One-Liners: Weekly deadline 12pm Tuesdays from 11 September 2018 (last submission Tuesday 16 October 2018)

Source: BBC Writersroom

Down Stage Right: New Writing Night for Devon and Cornwall Based Writers

Down Stage Write are looking for 4 short plays for their upcoming event, ‘Down Stage Night’. The event will take place at Exeter Phoenix on Monday November 19th 2018 and is geared towards giving Devon and Cornwall based writers the chance to have their short-plays staged and performed by a team of local Directors and Actors.

All access requirements for writers will be met.

Submission guidelines:

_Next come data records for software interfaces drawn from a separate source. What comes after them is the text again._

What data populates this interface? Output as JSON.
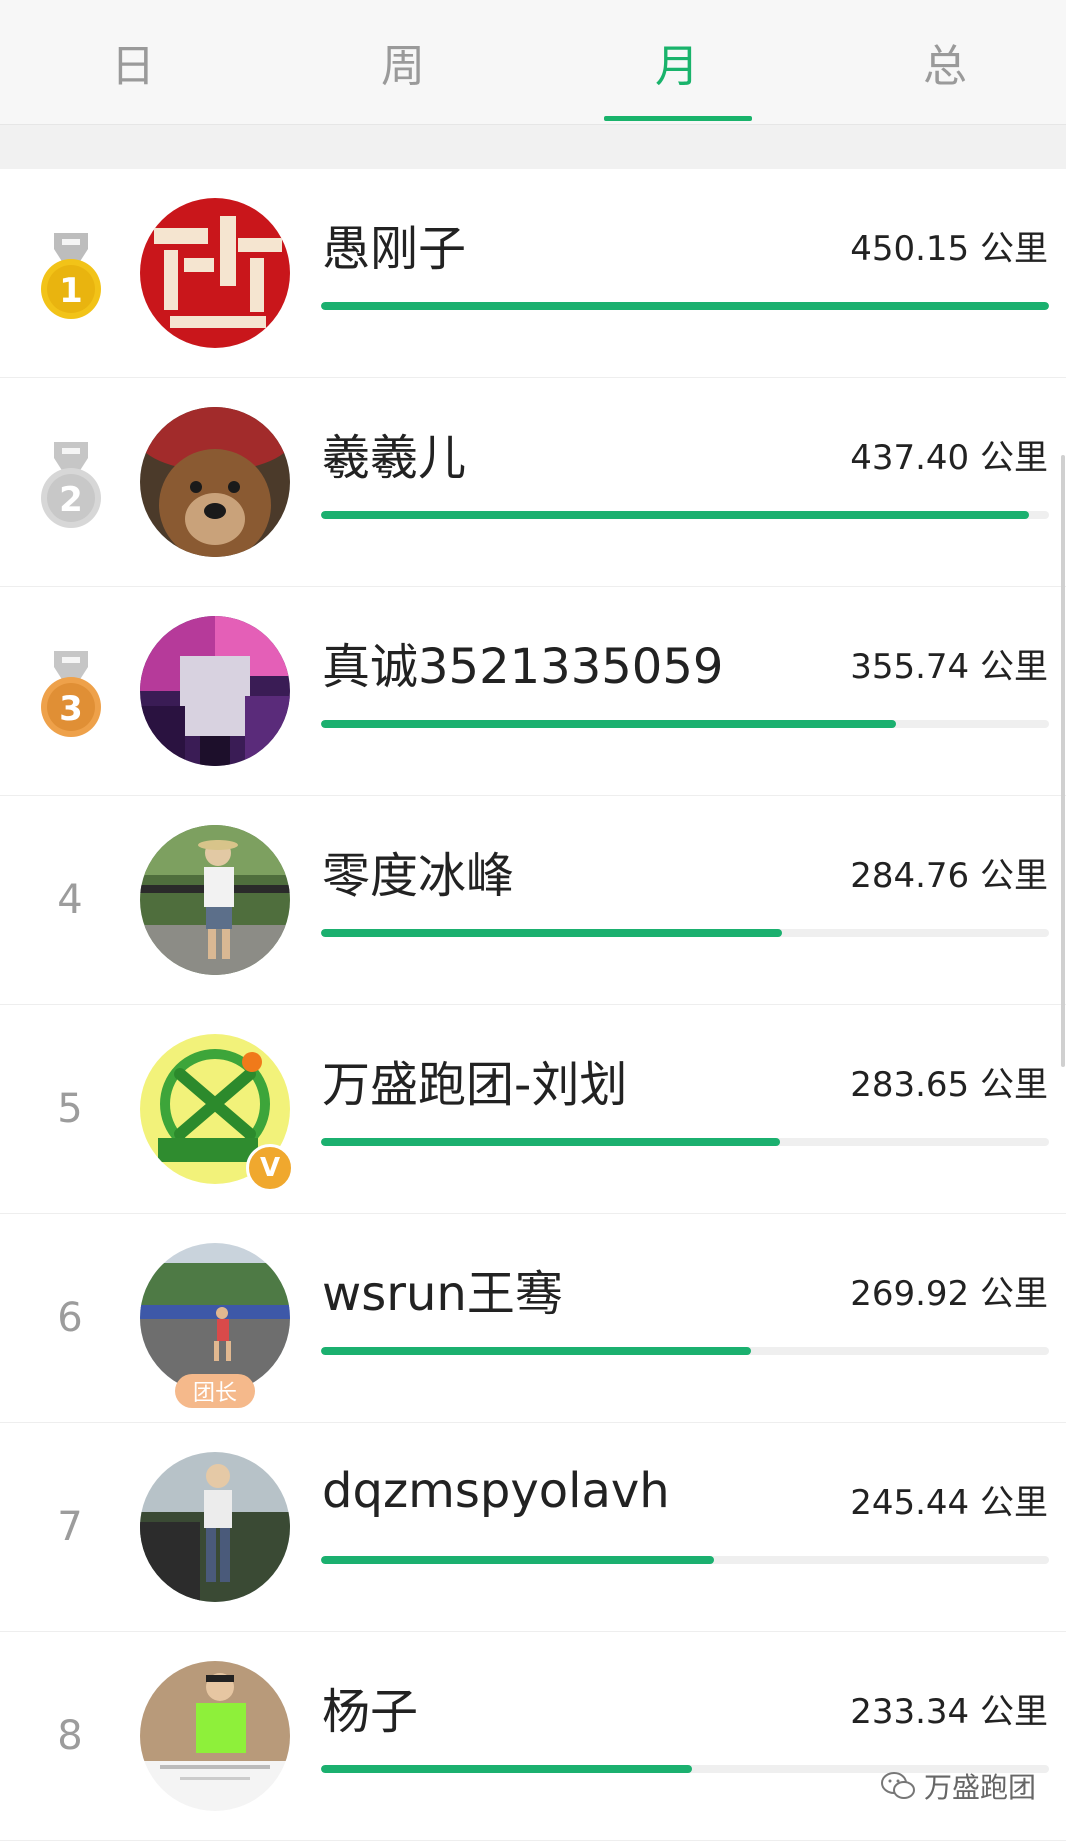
{
  "tabs": [
    {
      "label": "日"
    },
    {
      "label": "周"
    },
    {
      "label": "月",
      "active": true
    },
    {
      "label": "总"
    }
  ],
  "accent_color": "#19b36b",
  "unit": "公里",
  "entries": [
    {
      "rank": "1",
      "medal": "gold",
      "name": "愚刚子",
      "distance": "450.15",
      "unit": "公里",
      "progress": 1.0
    },
    {
      "rank": "2",
      "medal": "silver",
      "name": "羲羲儿",
      "distance": "437.40",
      "unit": "公里",
      "progress": 0.972
    },
    {
      "rank": "3",
      "medal": "bronze",
      "name": "真诚3521335059",
      "distance": "355.74",
      "unit": "公里",
      "progress": 0.79
    },
    {
      "rank": "4",
      "name": "零度冰峰",
      "distance": "284.76",
      "unit": "公里",
      "progress": 0.633
    },
    {
      "rank": "5",
      "name": "万盛跑团-刘划",
      "distance": "283.65",
      "unit": "公里",
      "progress": 0.63,
      "badge": "V"
    },
    {
      "rank": "6",
      "name": "wsrun王骞",
      "distance": "269.92",
      "unit": "公里",
      "progress": 0.59,
      "badge": "团长"
    },
    {
      "rank": "7",
      "name": "dqzmspyolavh",
      "distance": "245.44",
      "unit": "公里",
      "progress": 0.54
    },
    {
      "rank": "8",
      "name": "杨子",
      "distance": "233.34",
      "unit": "公里",
      "progress": 0.51
    }
  ],
  "watermark": "万盛跑团"
}
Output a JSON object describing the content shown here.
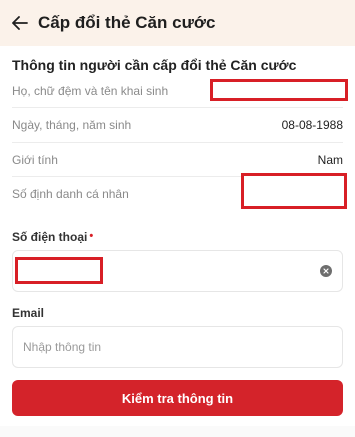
{
  "header": {
    "back_icon": "arrow-left-icon",
    "title": "Cấp đổi thẻ Căn cước"
  },
  "section": {
    "title": "Thông tin người cần cấp đổi thẻ Căn cước"
  },
  "info_rows": [
    {
      "label": "Họ, chữ đệm và tên khai sinh",
      "value": ""
    },
    {
      "label": "Ngày, tháng, năm sinh",
      "value": "08-08-1988"
    },
    {
      "label": "Giới tính",
      "value": "Nam"
    },
    {
      "label": "Số định danh cá nhân",
      "value": ""
    }
  ],
  "phone": {
    "label": "Số điện thoại",
    "required_mark": "•",
    "value": "",
    "clear_icon": "clear-circle-icon"
  },
  "email": {
    "label": "Email",
    "placeholder": "Nhập thông tin",
    "value": ""
  },
  "submit": {
    "label": "Kiểm tra thông tin"
  },
  "colors": {
    "header_bg": "#fbf2ea",
    "primary": "#d4232a",
    "redaction": "#d81f26"
  }
}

  • Short-plays should be submitted to putting ‘DOWN STAGE NIGHT SUBMISSION’ as the e-mail subject. All writers will be sent an email acknowledging their submission.
  • They are looking for pieces that are 10–15 minutes long. These should be stand alone shorts, not extracts from a larger piece.
  • Down Stage Night has an open theme; your plays can be about anything and everything.
  • Plays should two-handers or monologues.
  • One submission per writer.
  • This is an opportunity for DEVON AND CORNWALL BASED WRITERS ONLY.

Every submission will receive feedback.

They are happy to support writers with the submission process. If you have any questions, contact them on

Deadline: 30 September 2018 at midnight

Source: BBC Writersroom

Take Back seeking 5 minute shorts from girls/young women aged 25 and under

The next Take Back event will be:
Take Back our Girls at Hope Mill on 3 October.
They’d  love to receive short 5 min submissions from people identifying as girls and young women, aged 25 and under.
If accepted, your piece will be performed, script in hand, as part of a curated evening. They would love to hear about the challenges and joys of being a girl in 2018, and are particularly interested in global, intersectional stories and voices from and about under-represented communities here and globally.
“We welcome submissions of spoken word, songs, and especially short scenes. Please understand that we won’t be able to include everyone’s final piece as we have a time limit and also a huge remit of subject matter, but we will collate all the submitted pieces into some sort of online resource with your permission too.”
How to submit: send work to (also best place to send any questions!)
Deadline: 15 September 2018
Source: @Playwriting_UK

A resource for emerging playwrights